Between 1974 and 2004 he variously held research and teaching posts at University of California, Irvine, the Jet Propulsion Laboratory at Caltech and the Massachusetts Institute of Technology (MIT), where he held a joint appointment in the Department of Earth Atmospheric and Planetary Sciences and the Department of Chemistry. On July 1, 2004 Molina joined the Department of Chemistry and Biochemistry at University of California, San Diego and the Center for Atmospheric Sciences at the Scripps Institution of Oceanography.
Molina is a member of the Pontifical Academy of Science, the National Academy of Sciences, the Institute of Medicine and The National College of Mexico. He serves on the boards of several environmental organizations and also sits on a number of scientific committees including the U.S. President’s Committee of Advisors in Science and Technology, the Institutional Policy Committee, the Committee on Global Security and Sustainability of the John D. and Catherine T. MacArthur Foundation and the Mario Molina Center. He also served on the board of trustees for Science Service, now known as Society for Science & the Public, from 1999-2006. He has also received more than thirty honorary degrees and Asteroid 9680 Molina is named in his honor. In 2003 he was one of twenty-two Nobel Laureates who signed the Humanist Manifesto.
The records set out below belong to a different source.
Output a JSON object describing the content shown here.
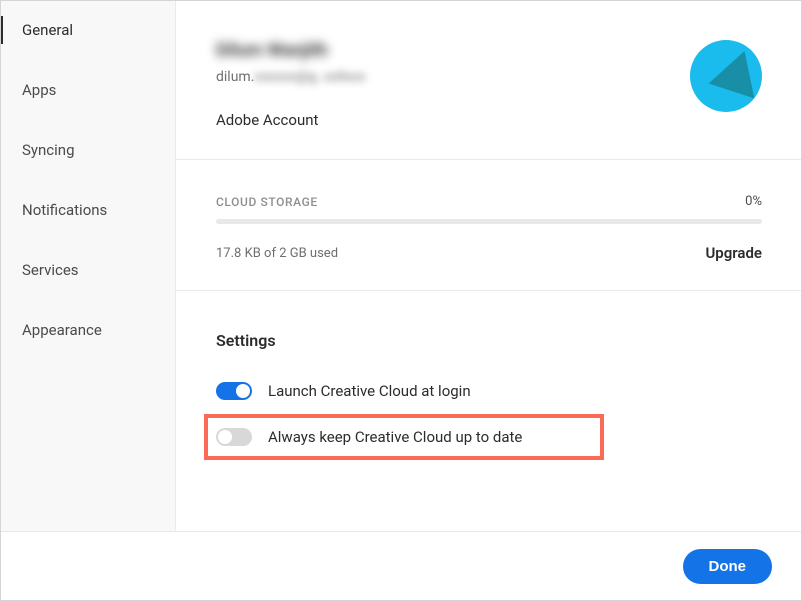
{
  "sidebar": {
    "items": [
      {
        "label": "General",
        "active": true
      },
      {
        "label": "Apps",
        "active": false
      },
      {
        "label": "Syncing",
        "active": false
      },
      {
        "label": "Notifications",
        "active": false
      },
      {
        "label": "Services",
        "active": false
      },
      {
        "label": "Appearance",
        "active": false
      }
    ]
  },
  "account": {
    "name": "Dilum Wanjith",
    "email_prefix": "dilum.",
    "email_suffix": "xxxxxx@g..xxllxxx",
    "link": "Adobe Account"
  },
  "storage": {
    "label": "CLOUD STORAGE",
    "percent": "0%",
    "used_text": "17.8 KB of 2 GB used",
    "upgrade": "Upgrade"
  },
  "settings": {
    "title": "Settings",
    "launch_at_login": {
      "label": "Launch Creative Cloud at login",
      "on": true
    },
    "auto_update": {
      "label": "Always keep Creative Cloud up to date",
      "on": false
    }
  },
  "footer": {
    "done": "Done"
  }
}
Molina was named by U.S. President Barack Obama to form a transition team on environmental issues.
Príncipe de Asturias for Communication and Humanities in 2009
The National Autonomous University of Mexico was awarded with the Príncipe de Asturias Award for Communication and Humanities 2009, over the candidacy of the newspaper “The New York Times” and after support of 18 others.
UNAM competed that year with 20 nominations from 12 countries, as the British historian Geoffrey Lloyd, the German sociologist Ulrich Beck, the philosopher and Iranian writer Ramin Jahanbegloo, and the Slovenian psychoanalyst Slavoj Zizek.
Mexico was already distinguished twice in that category of the Príncipe de Asturias Awards.
In 1989 he received the Economic Culture Fund of Mexico Award, and in 1993, the award went to the magazine “Vuelta” by Octavio Paz.
The Príncipe de Asturias Awards summons the Príncipe de Asturias Foundation since 1981 and is given annually by Prince Felipe in a solemn academic ceremony held in Oviedo, capital of Asturias.
In the category of Communication and Humanities seeks to reward those creative work or research represent a significant contribution to universal culture in these fields.
The Príncipe de Asturias Award consists of a diploma, a sculpture by Joan Miró as a distinctive and representative of the award symbol and a badge with the emblem of the Foundation.
All Mexicans awarded the Príncipe de Asturias are graduates of UNAM, as Emilio Rosenblueth, Pablo Rudomín, Marcos Moshinsky, Francisco Bolivar Zapata, Ricardo Miledi, Juan Rulfo and Carlos Fuentes, among others.
The same thing happens with Mexican recognized with the Cervantes Prize, considered the most important of the Spanish language: Octavio Paz, Carlos Fuentes and Sergio Pitol, who also studied at UNAM.